Bhutan is a special place. A tiny jewel nestled in the folds of the Himalayas, Bhutan spans an incredibly rich ecological gradient from subtropical forest to the glaciers of some the highest mountains on Earth. It is one of the world’s biodiversity hotspots.
This month’s Practitioner Spotlight is with Tom Miewald, Landscape Ecologist with the U.S. Fish and Wildlife Service, Science Applications program. Tom has worked on large-scale science and planning projects in numerous sectors. For the past 5 years, his work has focused on collaborative landscape conservation planning.
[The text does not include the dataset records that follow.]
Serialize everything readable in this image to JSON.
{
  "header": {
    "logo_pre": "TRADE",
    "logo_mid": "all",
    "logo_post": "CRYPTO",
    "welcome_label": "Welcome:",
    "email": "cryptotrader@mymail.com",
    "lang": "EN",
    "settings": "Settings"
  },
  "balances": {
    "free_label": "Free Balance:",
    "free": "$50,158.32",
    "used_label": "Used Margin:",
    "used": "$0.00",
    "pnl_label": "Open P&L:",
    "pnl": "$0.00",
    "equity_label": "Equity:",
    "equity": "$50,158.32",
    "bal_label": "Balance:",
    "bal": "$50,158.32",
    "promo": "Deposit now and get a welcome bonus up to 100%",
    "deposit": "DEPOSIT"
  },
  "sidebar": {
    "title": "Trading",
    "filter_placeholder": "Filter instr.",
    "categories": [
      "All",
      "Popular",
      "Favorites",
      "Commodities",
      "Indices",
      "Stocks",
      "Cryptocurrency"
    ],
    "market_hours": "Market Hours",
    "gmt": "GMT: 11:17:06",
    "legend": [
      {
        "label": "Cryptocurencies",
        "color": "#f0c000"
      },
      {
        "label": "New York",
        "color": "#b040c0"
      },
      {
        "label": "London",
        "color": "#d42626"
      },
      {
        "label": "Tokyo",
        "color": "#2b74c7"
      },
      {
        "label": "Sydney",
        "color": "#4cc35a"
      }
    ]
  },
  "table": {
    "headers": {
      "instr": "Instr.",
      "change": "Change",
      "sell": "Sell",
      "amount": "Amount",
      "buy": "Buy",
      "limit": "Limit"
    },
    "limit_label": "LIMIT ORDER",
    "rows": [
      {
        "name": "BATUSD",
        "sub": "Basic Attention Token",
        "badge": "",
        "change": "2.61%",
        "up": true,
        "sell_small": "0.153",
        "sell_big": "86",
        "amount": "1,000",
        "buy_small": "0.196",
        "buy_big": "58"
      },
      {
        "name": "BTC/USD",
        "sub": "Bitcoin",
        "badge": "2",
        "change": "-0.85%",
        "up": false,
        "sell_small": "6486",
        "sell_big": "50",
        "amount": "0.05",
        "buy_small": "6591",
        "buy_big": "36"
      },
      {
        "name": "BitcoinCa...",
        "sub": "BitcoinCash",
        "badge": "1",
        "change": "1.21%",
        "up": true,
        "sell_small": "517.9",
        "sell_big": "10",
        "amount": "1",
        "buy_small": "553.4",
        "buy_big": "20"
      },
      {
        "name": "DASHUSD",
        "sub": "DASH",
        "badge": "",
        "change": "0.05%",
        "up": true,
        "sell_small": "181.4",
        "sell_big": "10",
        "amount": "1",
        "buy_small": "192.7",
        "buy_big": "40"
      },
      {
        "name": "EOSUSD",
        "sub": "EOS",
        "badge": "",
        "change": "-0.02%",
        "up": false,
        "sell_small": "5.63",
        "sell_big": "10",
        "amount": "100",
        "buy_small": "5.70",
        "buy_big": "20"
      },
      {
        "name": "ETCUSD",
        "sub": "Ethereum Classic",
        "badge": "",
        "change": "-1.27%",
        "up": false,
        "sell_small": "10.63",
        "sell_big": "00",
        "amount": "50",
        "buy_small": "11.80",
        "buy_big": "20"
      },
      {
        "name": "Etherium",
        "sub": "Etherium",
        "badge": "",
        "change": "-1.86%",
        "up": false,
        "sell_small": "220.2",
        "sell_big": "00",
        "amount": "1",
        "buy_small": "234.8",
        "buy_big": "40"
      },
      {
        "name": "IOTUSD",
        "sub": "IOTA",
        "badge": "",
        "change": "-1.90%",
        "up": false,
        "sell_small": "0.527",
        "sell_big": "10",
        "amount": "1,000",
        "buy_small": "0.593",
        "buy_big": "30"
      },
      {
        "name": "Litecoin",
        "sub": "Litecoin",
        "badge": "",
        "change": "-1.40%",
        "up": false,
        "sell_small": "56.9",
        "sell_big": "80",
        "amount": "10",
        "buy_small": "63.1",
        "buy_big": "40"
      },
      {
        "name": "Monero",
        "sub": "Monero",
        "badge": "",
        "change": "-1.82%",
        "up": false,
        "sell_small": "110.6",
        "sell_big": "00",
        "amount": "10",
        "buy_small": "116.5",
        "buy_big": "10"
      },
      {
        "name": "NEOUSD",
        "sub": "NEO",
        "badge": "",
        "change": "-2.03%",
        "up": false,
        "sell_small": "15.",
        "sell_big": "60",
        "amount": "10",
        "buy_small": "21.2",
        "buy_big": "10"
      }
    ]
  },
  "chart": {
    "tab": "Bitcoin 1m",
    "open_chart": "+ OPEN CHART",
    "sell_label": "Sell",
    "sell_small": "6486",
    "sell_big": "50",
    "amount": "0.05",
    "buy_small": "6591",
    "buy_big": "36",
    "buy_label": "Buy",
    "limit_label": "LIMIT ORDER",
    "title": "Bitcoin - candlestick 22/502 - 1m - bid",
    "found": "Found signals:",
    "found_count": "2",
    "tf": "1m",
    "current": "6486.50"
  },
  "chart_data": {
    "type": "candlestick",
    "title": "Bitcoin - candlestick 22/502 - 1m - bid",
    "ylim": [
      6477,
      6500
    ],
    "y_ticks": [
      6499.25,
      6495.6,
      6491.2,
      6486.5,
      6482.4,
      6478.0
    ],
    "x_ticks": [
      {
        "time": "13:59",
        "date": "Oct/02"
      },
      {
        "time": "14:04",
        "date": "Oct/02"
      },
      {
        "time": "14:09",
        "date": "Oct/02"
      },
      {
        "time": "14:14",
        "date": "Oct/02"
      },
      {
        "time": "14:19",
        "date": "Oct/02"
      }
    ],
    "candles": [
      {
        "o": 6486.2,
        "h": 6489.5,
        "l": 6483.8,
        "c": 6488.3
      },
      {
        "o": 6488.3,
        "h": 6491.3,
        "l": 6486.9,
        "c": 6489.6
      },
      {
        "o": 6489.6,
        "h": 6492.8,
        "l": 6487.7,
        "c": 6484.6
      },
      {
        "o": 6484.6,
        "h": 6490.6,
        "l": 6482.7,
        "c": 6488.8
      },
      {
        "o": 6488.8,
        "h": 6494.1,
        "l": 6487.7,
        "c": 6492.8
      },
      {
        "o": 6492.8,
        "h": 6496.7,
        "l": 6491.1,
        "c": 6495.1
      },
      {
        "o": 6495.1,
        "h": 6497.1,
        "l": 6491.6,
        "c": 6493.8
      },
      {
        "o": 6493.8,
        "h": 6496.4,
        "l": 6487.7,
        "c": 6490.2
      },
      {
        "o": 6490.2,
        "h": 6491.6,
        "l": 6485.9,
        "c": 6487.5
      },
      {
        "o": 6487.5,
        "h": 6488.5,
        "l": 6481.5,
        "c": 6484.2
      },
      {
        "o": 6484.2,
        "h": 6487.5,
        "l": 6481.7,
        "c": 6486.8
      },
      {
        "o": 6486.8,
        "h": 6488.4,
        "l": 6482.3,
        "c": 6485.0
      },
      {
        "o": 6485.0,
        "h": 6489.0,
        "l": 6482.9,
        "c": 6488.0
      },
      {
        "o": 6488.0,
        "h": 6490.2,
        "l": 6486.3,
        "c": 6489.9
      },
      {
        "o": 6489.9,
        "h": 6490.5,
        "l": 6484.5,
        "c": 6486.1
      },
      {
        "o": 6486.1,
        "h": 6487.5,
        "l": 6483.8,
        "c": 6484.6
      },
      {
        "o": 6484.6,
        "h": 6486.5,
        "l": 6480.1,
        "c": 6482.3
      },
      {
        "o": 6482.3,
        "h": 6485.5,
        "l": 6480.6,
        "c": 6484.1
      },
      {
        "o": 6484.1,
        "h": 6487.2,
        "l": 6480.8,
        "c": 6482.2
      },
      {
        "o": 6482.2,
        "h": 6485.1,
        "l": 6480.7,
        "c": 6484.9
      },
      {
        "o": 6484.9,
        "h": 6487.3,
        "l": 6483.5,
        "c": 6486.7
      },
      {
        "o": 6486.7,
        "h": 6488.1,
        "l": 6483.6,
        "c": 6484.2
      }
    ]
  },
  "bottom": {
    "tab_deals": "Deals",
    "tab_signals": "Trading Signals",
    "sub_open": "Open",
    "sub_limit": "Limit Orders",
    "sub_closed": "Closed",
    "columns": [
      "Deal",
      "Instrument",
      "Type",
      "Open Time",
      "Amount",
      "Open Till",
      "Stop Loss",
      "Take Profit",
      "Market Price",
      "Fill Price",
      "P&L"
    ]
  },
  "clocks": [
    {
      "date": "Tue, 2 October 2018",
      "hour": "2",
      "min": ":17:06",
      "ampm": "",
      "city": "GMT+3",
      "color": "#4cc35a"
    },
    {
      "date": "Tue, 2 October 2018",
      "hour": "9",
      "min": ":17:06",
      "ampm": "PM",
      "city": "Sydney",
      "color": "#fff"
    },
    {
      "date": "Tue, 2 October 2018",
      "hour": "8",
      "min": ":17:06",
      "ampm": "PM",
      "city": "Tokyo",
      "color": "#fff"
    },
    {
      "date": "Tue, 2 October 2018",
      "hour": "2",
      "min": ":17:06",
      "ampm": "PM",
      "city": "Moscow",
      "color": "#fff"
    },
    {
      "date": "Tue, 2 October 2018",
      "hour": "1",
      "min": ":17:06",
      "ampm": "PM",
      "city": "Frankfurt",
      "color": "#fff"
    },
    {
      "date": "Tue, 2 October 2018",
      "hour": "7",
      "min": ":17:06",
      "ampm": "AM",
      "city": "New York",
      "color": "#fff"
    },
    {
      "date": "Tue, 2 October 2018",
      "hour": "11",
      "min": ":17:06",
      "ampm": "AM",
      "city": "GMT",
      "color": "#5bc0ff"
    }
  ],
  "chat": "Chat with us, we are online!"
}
Landscape conservation design is a stakeholder-driven, participatory process that: 1) integrates societal values and cross-jurisdiction, multisector interests with the best available interdisciplinary science and traditional knowledge (the people); 2) assesses spatial and temporal patterns, vulnerabilities, risks, and opportunities for landscape elements valued by stakeholders (the process); 3) results in a set of spatially explicit products and multi-objective adaptation strategies (the products); 4) protects biodiversity, conserves ecosystem services, and promotes landscapes that are resilient and sustainable for current and future generations (its purpose).
The Institute is pleased to share this recently published paper: The iCASS Platform: Nine principles for landscape conservation design. It was written by authors representing federal and state agencies, non-profit organizations, and the Landscape Conservation Cooperatives. The paper is dedicated to co-author, John Pierce, who passed away on February 23, 2018.